- Once the setup process has been completed, two tokens will be issued. The admin token must be added to the project configuration.
Connecting GitLab CI and Lighthouse Server
We add the build token with the name LHCI_TOKEN to the variables of the .gitlab-ci.yml file, along with a new step that allows us to launch its execution against the URL of the deployed application.
variables: URL: https://<url-applicacion> LHCI_TOKEN: 587acafb-8a01-4aa1-9e=c-d902c661b10a stages: - report static_review_report: stage: report image: edicom/lighthouse:latest script: - lhci autorun – upload.target="lhci" – upload.token="$LHCI_TOKEN" – upload.serverBaseUrl="https://<url-lighthouse-server>" – collect.url="$URL" – collect.settings.chromeFlags="--no-sandbox – headless – ignore-certificate-errors" || exit 1 rules: - if: “$CI_COMMIT_REF_NAME !~ /master/”

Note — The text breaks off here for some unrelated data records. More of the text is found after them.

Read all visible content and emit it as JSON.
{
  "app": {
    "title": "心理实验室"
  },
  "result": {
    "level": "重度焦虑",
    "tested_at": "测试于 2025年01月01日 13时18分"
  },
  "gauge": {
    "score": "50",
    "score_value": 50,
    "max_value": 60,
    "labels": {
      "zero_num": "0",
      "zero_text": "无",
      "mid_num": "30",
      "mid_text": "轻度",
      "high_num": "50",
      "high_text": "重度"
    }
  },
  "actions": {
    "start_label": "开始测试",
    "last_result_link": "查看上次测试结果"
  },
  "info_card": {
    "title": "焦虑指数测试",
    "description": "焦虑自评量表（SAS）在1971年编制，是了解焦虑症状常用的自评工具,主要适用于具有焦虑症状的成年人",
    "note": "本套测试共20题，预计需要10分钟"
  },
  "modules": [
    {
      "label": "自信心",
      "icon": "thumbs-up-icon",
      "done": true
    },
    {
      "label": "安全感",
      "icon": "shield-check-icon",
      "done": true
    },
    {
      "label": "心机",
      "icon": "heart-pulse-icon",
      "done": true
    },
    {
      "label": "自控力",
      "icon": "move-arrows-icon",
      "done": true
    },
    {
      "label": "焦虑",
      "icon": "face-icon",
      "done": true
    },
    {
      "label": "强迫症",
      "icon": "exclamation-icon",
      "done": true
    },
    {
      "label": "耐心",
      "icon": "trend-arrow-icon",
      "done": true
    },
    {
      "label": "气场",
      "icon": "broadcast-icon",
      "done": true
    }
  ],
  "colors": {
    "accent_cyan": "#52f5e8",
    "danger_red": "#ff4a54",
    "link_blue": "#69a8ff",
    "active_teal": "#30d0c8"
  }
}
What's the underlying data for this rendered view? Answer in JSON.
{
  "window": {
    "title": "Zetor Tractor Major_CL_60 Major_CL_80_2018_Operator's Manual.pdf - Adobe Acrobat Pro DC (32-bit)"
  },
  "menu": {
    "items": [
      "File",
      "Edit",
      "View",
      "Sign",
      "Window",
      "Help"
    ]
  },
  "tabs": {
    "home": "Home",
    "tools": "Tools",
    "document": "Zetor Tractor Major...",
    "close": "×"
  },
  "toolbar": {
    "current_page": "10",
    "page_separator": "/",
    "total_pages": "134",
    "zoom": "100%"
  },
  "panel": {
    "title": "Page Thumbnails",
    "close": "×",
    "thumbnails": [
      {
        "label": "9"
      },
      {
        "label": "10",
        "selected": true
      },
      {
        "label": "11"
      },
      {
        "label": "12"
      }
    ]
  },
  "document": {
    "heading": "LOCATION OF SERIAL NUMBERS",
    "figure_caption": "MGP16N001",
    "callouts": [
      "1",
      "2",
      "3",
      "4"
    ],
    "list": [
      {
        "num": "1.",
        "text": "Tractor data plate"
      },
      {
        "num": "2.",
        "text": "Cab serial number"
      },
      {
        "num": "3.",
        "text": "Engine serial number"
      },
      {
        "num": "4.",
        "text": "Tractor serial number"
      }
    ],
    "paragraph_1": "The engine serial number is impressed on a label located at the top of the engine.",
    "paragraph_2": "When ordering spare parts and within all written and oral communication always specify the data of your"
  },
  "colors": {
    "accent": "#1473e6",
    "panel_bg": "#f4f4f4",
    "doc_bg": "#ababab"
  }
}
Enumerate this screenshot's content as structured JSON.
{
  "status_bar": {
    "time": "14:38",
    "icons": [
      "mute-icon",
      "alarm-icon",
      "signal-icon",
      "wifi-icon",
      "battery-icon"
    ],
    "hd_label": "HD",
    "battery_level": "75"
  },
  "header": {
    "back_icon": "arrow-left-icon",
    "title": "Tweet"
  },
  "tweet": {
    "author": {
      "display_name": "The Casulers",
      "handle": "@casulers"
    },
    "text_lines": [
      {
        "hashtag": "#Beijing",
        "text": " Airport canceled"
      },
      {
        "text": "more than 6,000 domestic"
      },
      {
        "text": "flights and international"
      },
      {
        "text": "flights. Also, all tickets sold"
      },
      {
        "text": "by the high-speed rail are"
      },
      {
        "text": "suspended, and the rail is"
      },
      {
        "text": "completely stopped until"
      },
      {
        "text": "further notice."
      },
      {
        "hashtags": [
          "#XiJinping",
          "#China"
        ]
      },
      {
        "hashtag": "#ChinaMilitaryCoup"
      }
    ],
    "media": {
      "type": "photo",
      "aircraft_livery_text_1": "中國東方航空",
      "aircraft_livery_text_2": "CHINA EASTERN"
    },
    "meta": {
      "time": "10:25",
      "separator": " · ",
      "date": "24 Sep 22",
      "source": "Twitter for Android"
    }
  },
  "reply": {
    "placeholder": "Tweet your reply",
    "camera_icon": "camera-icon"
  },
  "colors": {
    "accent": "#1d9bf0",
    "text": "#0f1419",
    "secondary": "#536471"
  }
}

With the above configuration, a Lighthouse report will be available on the server whenever GitLab detects a change in master.
Application of rules
Lighthouse provides numerous suggestions to improve metrics. Accessing them is quite simple. Just go to the generated report and display the details of the reported errors.
For SEO and accessibility metrics we can take into account the following best practices during development:
- Include all the metadata tags in the header of our application (meta, title, description, author, theme-colour …).
- Structure the titles properly; we must not skip h1, h2, h3… type tags.
- Include a valid robots.txt file. We can validate it at https://www.google.com/webmasters/tools/robots-testing-tool.
- All images must contain the ALT attribute with a specific description. It is also advisable to have a width and height defined.
- Prevent the console from launching errors that can be controlled.
- All buttons must contain the aria-label attribute to allow accessibility.
- Avoid loading dependencies not used in our project. This will give rise to unnecessary delays in the initial loading of our application.
- Use colours that generate good contrast and allow differentiation.
- Use readable font sizes.
- Improve the initial loading times by using lazy modules.
The inclusion of Lighthouse in our continuous integration processes has provided, from the outset, an immediate increase in the use of best practices by the development team and a great performance improvement in our applications.
Sometimes, it is difficult to control the minor errors that we introduce in our projects. Lighthouse helps us to achieve an automatic and precise control that allows us to enhance and maintain the quality of our code. In addition, by providing early detection, it avoids product degradations that may require titanic efforts to resolve in the future.
On the other hand, when added to a project that has not followed best practices from the start of its development, the number of improvements it suggests can be rather daunting. For this part, what works best is to plan these improvements and implement them little by little. It is not necessary to optimize everything at once, but it is highly recommended to start doing it.
The complete source code of our examples can be found at GitLab.
- Lighthouse https://github.com/GoogleChrome/lighthouse
- Lighthouse CI https://github.com/GoogleChrome/lighthouse-ci